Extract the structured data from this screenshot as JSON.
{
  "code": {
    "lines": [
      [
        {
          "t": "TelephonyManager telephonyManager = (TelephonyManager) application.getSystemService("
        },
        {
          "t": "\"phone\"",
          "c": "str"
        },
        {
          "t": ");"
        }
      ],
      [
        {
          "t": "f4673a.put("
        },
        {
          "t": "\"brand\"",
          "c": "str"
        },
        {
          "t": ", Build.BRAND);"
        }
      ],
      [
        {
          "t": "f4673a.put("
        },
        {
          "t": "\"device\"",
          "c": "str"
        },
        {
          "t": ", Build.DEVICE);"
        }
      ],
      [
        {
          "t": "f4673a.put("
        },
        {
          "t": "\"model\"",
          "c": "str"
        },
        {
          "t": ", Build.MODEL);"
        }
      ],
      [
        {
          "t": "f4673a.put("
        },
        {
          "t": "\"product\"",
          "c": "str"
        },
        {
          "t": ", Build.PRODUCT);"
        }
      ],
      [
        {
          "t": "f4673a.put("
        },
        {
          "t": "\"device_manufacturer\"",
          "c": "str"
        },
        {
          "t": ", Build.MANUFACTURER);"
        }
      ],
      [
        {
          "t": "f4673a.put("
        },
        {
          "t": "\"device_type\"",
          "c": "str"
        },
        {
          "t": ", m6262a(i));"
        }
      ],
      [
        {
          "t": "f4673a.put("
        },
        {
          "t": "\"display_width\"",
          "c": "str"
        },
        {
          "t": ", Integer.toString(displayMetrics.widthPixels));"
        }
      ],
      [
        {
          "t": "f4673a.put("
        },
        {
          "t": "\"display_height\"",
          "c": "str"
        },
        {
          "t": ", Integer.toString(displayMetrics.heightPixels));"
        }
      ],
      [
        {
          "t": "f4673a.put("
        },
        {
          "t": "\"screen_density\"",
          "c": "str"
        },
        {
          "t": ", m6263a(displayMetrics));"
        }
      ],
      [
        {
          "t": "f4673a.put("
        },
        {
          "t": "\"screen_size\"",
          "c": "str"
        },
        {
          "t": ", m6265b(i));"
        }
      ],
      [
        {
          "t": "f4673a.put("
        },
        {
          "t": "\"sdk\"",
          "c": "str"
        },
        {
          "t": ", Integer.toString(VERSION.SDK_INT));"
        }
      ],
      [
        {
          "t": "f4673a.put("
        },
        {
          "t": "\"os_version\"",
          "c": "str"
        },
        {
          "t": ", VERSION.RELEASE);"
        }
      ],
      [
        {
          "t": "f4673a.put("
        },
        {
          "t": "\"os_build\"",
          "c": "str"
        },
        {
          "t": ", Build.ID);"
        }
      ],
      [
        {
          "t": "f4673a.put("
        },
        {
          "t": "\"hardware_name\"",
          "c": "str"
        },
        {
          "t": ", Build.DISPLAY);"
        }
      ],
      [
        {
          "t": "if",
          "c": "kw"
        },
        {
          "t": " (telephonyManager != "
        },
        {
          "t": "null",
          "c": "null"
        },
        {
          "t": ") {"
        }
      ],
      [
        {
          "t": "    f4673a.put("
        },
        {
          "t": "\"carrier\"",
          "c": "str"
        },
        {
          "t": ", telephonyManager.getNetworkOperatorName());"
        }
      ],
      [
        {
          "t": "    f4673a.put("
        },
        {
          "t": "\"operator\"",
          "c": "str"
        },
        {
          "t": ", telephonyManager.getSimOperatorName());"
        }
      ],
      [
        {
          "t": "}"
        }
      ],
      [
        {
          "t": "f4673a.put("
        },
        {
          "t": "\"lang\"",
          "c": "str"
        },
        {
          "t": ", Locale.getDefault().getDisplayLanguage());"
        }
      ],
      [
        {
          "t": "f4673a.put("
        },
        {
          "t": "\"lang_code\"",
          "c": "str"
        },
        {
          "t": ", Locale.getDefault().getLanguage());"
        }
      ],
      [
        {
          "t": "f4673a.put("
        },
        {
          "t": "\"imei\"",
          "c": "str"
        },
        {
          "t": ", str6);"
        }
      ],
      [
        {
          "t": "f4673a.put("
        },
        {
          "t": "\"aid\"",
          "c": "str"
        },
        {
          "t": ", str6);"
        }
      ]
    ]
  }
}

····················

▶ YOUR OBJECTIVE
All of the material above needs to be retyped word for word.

▶ EXERCISE RESPONSE
Extract the structured data from this screenshot as JSON.
{
  "code": {
    "lines": [
      [
        {
          "t": "TelephonyManager telephonyManager = (TelephonyManager) application.getSystemService("
        },
        {
          "t": "\"phone\"",
          "c": "str"
        },
        {
          "t": ");"
        }
      ],
      [
        {
          "t": "f4673a.put("
        },
        {
          "t": "\"brand\"",
          "c": "str"
        },
        {
          "t": ", Build.BRAND);"
        }
      ],
      [
        {
          "t": "f4673a.put("
        },
        {
          "t": "\"device\"",
          "c": "str"
        },
        {
          "t": ", Build.DEVICE);"
        }
      ],
      [
        {
          "t": "f4673a.put("
        },
        {
          "t": "\"model\"",
          "c": "str"
        },
        {
          "t": ", Build.MODEL);"
        }
      ],
      [
        {
          "t": "f4673a.put("
        },
        {
          "t": "\"product\"",
          "c": "str"
        },
        {
          "t": ", Build.PRODUCT);"
        }
      ],
      [
        {
          "t": "f4673a.put("
        },
        {
          "t": "\"device_manufacturer\"",
          "c": "str"
        },
        {
          "t": ", Build.MANUFACTURER);"
        }
      ],
      [
        {
          "t": "f4673a.put("
        },
        {
          "t": "\"device_type\"",
          "c": "str"
        },
        {
          "t": ", m6262a(i));"
        }
      ],
      [
        {
          "t": "f4673a.put("
        },
        {
          "t": "\"display_width\"",
          "c": "str"
        },
        {
          "t": ", Integer.toString(displayMetrics.widthPixels));"
        }
      ],
      [
        {
          "t": "f4673a.put("
        },
        {
          "t": "\"display_height\"",
          "c": "str"
        },
        {
          "t": ", Integer.toString(displayMetrics.heightPixels));"
        }
      ],
      [
        {
          "t": "f4673a.put("
        },
        {
          "t": "\"screen_density\"",
          "c": "str"
        },
        {
          "t": ", m6263a(displayMetrics));"
        }
      ],
      [
        {
          "t": "f4673a.put("
        },
        {
          "t": "\"screen_size\"",
          "c": "str"
        },
        {
          "t": ", m6265b(i));"
        }
      ],
      [
        {
          "t": "f4673a.put("
        },
        {
          "t": "\"sdk\"",
          "c": "str"
        },
        {
          "t": ", Integer.toString(VERSION.SDK_INT));"
        }
      ],
      [
        {
          "t": "f4673a.put("
        },
        {
          "t": "\"os_version\"",
          "c": "str"
        },
        {
          "t": ", VERSION.RELEASE);"
        }
      ],
      [
        {
          "t": "f4673a.put("
        },
        {
          "t": "\"os_build\"",
          "c": "str"
        },
        {
          "t": ", Build.ID);"
        }
      ],
      [
        {
          "t": "f4673a.put("
        },
        {
          "t": "\"hardware_name\"",
          "c": "str"
        },
        {
          "t": ", Build.DISPLAY);"
        }
      ],
      [
        {
          "t": "if",
          "c": "kw"
        },
        {
          "t": " (telephonyManager != "
        },
        {
          "t": "null",
          "c": "null"
        },
        {
          "t": ") {"
        }
      ],
      [
        {
          "t": "    f4673a.put("
        },
        {
          "t": "\"carrier\"",
          "c": "str"
        },
        {
          "t": ", telephonyManager.getNetworkOperatorName());"
        }
      ],
      [
        {
          "t": "    f4673a.put("
        },
        {
          "t": "\"operator\"",
          "c": "str"
        },
        {
          "t": ", telephonyManager.getSimOperatorName());"
        }
      ],
      [
        {
          "t": "}"
        }
      ],
      [
        {
          "t": "f4673a.put("
        },
        {
          "t": "\"lang\"",
          "c": "str"
        },
        {
          "t": ", Locale.getDefault().getDisplayLanguage());"
        }
      ],
      [
        {
          "t": "f4673a.put("
        },
        {
          "t": "\"lang_code\"",
          "c": "str"
        },
        {
          "t": ", Locale.getDefault().getLanguage());"
        }
      ],
      [
        {
          "t": "f4673a.put("
        },
        {
          "t": "\"imei\"",
          "c": "str"
        },
        {
          "t": ", str6);"
        }
      ],
      [
        {
          "t": "f4673a.put("
        },
        {
          "t": "\"aid\"",
          "c": "str"
        },
        {
          "t": ", str6);"
        }
      ]
    ]
  }
}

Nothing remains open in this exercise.